Here are a few more reasons you’ll want to think twice before signing on the dotted surgical-consent line for a rotator cuff surgery:
- While it may seem surgery may be the only way to go with larger rotator cuff tears, surgery actually fails with retear occuring in about 6 in 10 patients with large tears.
- Recovery following shoulder surgery is more difficult in those over age 60. In this age group, 1 in 3 rotator cuff tears don’t heal.
- Though there are rare massive tears that may potentially require surgery, most rotator cuff tears (yes, even some of the big ones) can be treated nonsurgically with a precise stem cell injection.
Can a CrossFit Athlete Avoid Rotator Cuff Surgery?
If a new non-surgical technique like ours that uses a precise injection of the patient’s own stem cells could have a durability test, a high level CrossFit athlete would be that test. Why? If you’ve seen the ways these guys work out, you know what I mean. They approach every CrossFit session with incredible passion.
Bill is a high-level CrossFit athlete. Back in August of 2013, he noted anterior shoulder pain and began getting massages, but then he noticed biceps pain all the way down the forearm. His pain increased, and range of motion became a problem, and then all heck broke loose after playing basketball. After that, he was not able to raise his arm above shoulder height without pain, and his CrossFit routines became difficult.
Bill saw Dr. Newton at our Colorado office in July of 2014 and his ultrasound imaging showed a full-thickness rotator cuff tear with some retraction, so in August of 2014, he underwent a same-day stem cell treatment.

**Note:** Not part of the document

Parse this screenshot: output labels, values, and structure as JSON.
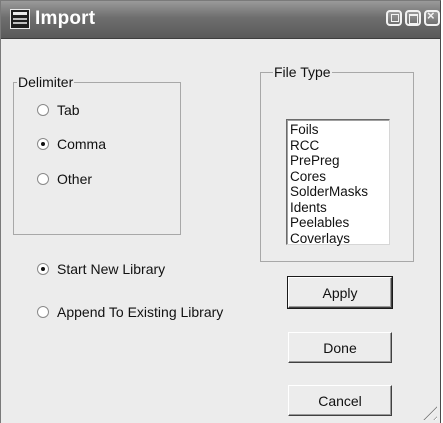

Dr. Newton precisely placed stem cells into his damaged tendon using ultrasound imaging and using our proprietary protocol.
Bill has been receiving questionnaires through our nonprofit registry and just filled out his two-year questionnaire. He also included the above picture and this note:
“Please let Doc know that the procedure was a wild success. 235# Clean & Jerk, 285# Floor Press, Bar Muscle ups, Overhead Squats. Strength and mobility of the shoulder is actually even better than prior to the tear. Beyond anything I ever expected.”
The upshot? I always get a kick out of helping patients avoid rotator cuff surgery, especially a guy like Bill who, as you can see above, needs to use that shoulder to lift heavy objects! You go, Bill!